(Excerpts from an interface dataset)
————————

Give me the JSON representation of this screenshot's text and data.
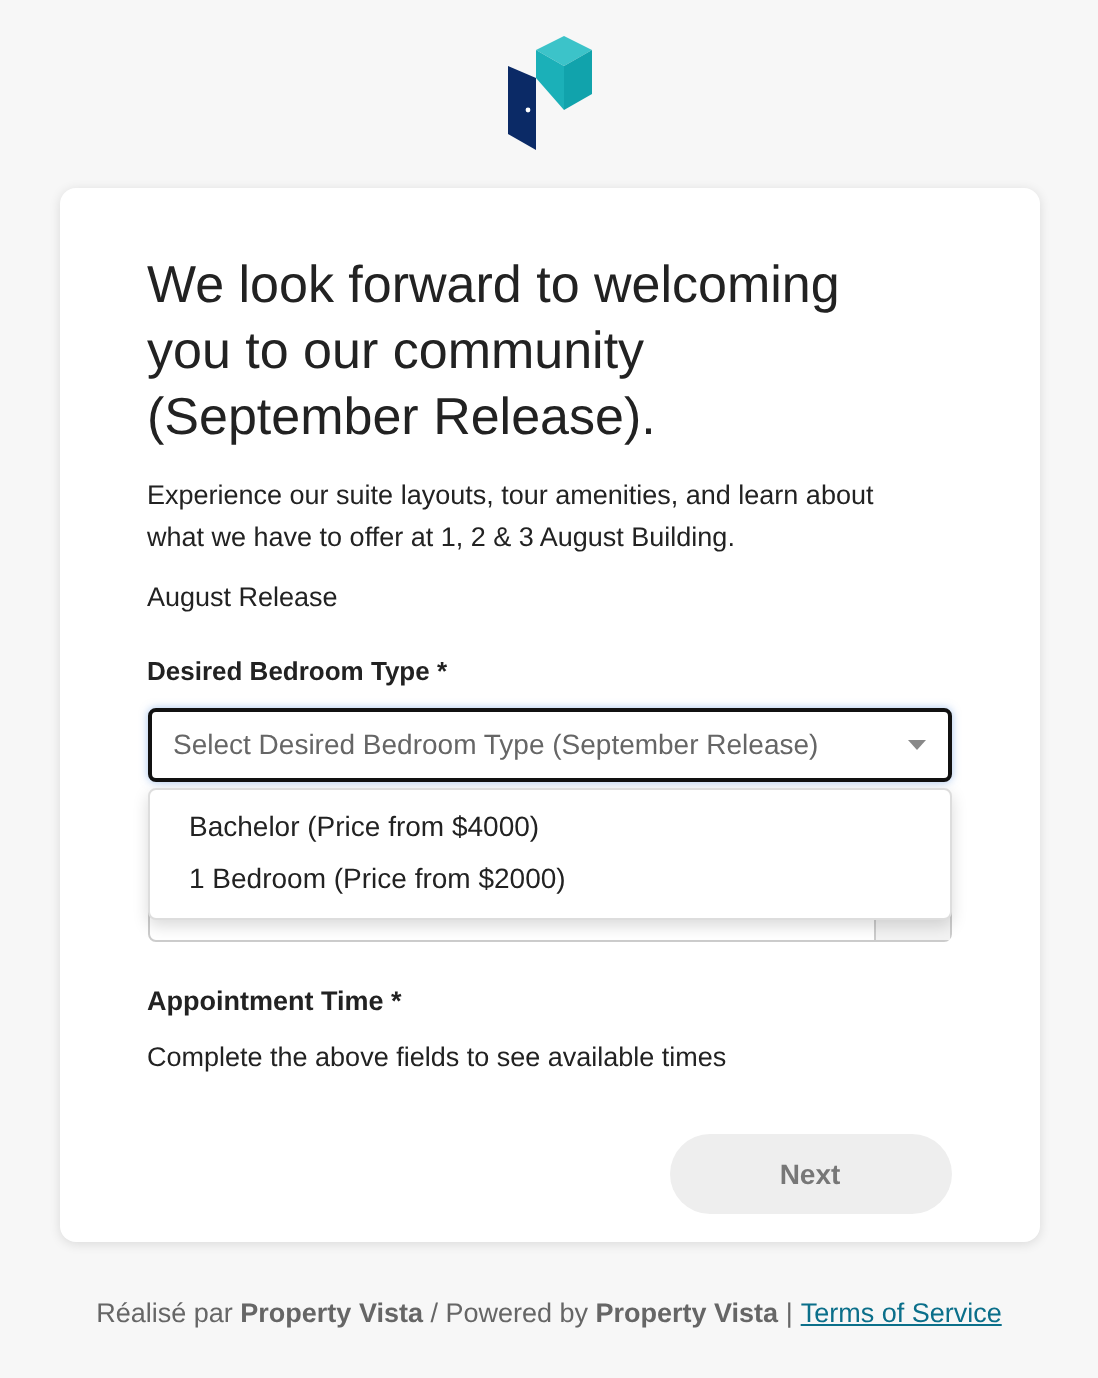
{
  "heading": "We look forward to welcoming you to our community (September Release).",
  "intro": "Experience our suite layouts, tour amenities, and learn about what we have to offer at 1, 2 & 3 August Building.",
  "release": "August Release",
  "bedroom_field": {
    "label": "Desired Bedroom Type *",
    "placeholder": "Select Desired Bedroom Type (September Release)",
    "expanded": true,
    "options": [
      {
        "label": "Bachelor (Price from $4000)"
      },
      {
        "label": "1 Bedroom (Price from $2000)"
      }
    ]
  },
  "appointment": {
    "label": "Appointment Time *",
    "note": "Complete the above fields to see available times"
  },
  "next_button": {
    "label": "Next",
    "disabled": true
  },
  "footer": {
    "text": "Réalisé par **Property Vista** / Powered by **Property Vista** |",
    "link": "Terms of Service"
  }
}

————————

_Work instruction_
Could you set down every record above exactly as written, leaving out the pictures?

_Your response_
Give me the JSON representation of this screenshot's text and data.
{
  "heading": "We look forward to welcoming you to our community (September Release).",
  "intro": "Experience our suite layouts, tour amenities, and learn about what we have to offer at 1, 2 & 3 August Building.",
  "release": "August Release",
  "bedroom_field": {
    "label": "Desired Bedroom Type *",
    "placeholder": "Select Desired Bedroom Type (September Release)",
    "expanded": true,
    "options": [
      {
        "label": "Bachelor (Price from $4000)"
      },
      {
        "label": "1 Bedroom (Price from $2000)"
      }
    ]
  },
  "appointment": {
    "label": "Appointment Time *",
    "note": "Complete the above fields to see available times"
  },
  "next_button": {
    "label": "Next",
    "disabled": true
  },
  "footer": {
    "text": "Réalisé par **Property Vista** / Powered by **Property Vista** |",
    "link": "Terms of Service"
  }
}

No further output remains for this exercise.